◆ Exercise directions
Go through the material and copy each line in which the word "JSON" shows up.

◆ Listed records
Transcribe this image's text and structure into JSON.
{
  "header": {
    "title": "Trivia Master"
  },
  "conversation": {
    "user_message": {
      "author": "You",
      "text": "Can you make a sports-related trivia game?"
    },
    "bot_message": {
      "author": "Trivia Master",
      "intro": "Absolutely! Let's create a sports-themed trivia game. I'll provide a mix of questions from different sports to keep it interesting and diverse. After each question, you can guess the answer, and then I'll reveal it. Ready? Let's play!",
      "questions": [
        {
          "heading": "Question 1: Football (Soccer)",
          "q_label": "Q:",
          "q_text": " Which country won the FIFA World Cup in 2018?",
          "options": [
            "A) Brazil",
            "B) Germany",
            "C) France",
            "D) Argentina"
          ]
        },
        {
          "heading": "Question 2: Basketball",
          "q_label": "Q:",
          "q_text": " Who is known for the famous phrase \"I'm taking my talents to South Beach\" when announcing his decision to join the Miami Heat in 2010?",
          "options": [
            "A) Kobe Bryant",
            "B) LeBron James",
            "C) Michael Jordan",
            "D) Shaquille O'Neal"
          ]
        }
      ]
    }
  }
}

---

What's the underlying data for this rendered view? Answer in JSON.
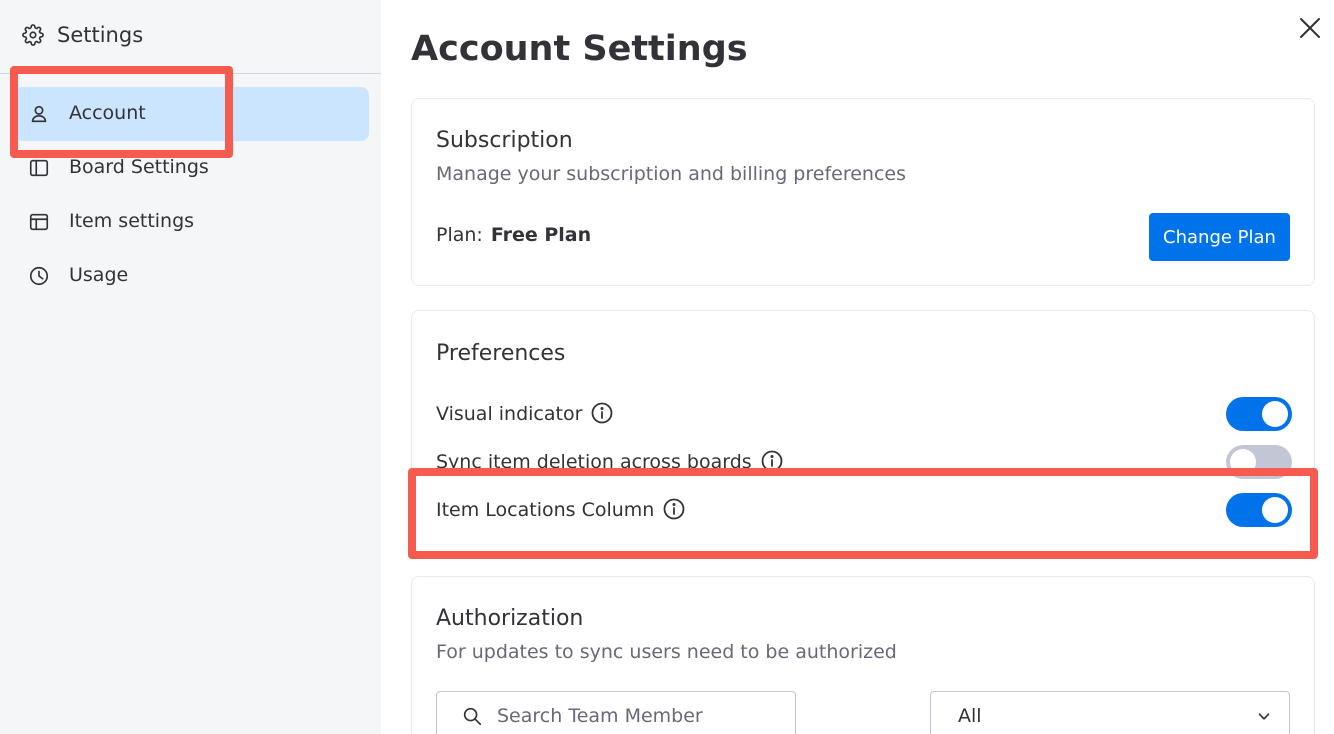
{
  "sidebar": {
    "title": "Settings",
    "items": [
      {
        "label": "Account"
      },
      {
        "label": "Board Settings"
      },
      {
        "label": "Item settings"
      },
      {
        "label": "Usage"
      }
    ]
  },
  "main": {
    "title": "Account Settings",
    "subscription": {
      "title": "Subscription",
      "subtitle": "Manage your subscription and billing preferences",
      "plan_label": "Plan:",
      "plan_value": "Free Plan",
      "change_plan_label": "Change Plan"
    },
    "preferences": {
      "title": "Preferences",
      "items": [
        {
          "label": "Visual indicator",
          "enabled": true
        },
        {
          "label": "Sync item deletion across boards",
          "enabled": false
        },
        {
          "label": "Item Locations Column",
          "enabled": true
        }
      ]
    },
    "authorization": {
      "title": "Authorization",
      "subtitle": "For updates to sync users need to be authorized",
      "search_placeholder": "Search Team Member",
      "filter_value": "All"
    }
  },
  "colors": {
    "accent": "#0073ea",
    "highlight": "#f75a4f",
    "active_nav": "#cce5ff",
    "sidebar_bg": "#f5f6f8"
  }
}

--

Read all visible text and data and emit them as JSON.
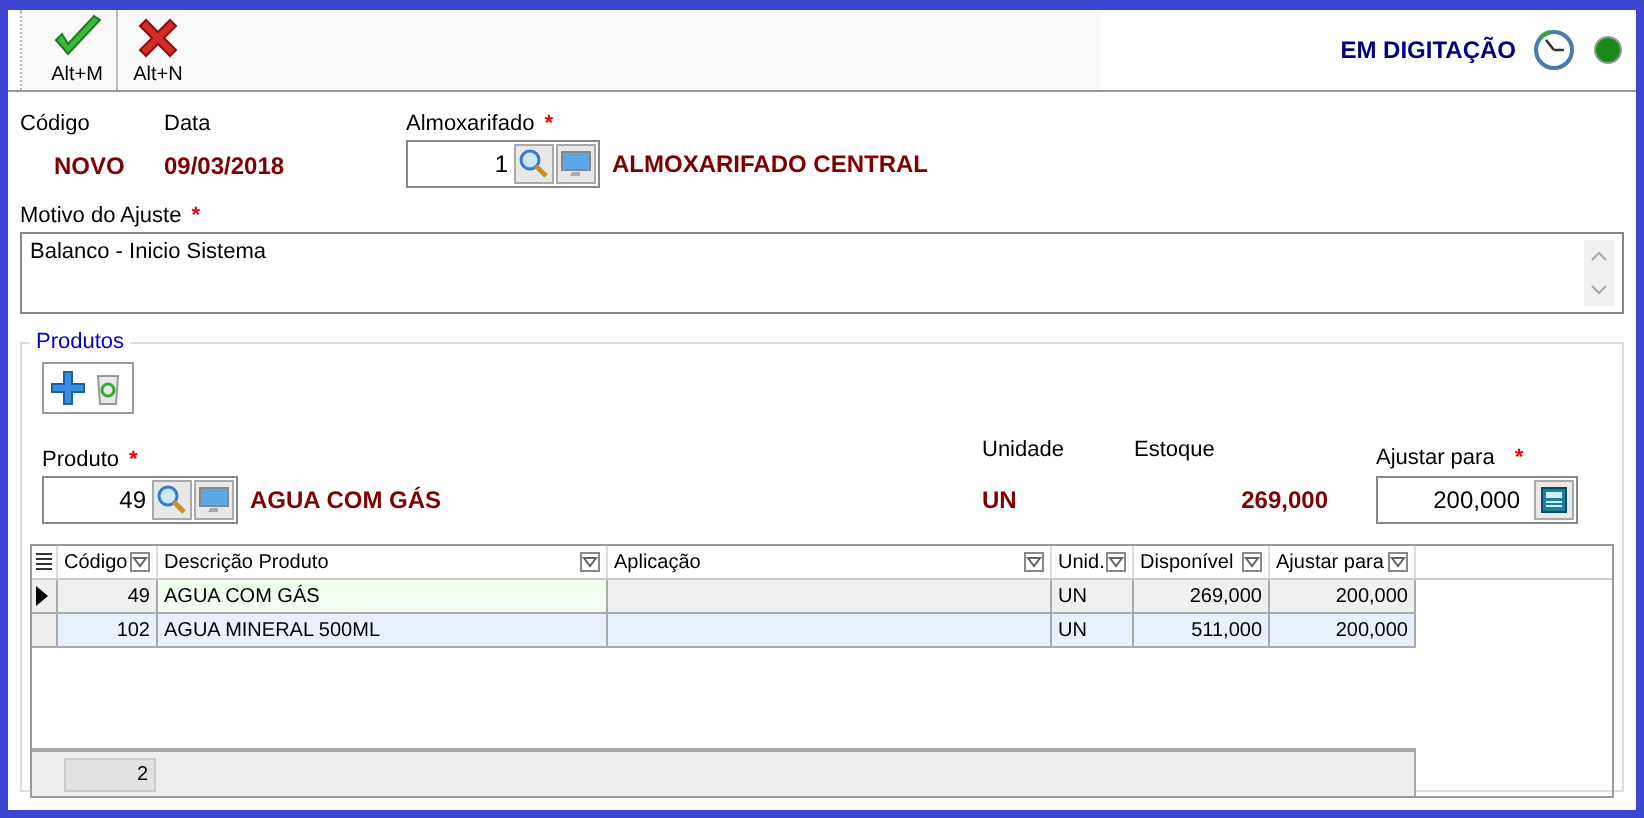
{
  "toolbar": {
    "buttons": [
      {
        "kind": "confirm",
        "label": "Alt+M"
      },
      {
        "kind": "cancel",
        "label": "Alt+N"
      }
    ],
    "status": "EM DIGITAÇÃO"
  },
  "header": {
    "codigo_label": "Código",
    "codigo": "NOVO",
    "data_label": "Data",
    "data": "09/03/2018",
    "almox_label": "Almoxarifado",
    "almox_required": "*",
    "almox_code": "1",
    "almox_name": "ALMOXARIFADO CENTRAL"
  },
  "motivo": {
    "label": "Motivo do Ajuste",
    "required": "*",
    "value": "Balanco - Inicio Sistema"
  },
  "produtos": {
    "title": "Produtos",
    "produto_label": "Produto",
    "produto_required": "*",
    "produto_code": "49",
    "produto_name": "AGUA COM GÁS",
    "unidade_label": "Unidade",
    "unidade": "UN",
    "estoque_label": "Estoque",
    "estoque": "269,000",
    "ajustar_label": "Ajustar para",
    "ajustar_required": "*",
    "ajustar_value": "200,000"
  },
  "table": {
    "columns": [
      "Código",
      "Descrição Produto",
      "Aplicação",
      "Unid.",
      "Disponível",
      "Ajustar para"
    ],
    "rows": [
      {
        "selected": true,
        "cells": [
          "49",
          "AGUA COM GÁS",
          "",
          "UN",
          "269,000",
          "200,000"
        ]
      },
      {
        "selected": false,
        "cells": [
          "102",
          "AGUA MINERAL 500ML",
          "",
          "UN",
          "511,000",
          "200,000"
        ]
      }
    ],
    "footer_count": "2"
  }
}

◆ Response
Transcribe this image's text and structure into JSON.
What's the underlying data for this rendered view? Answer in JSON.
Read all visible text and data and emit them as JSON.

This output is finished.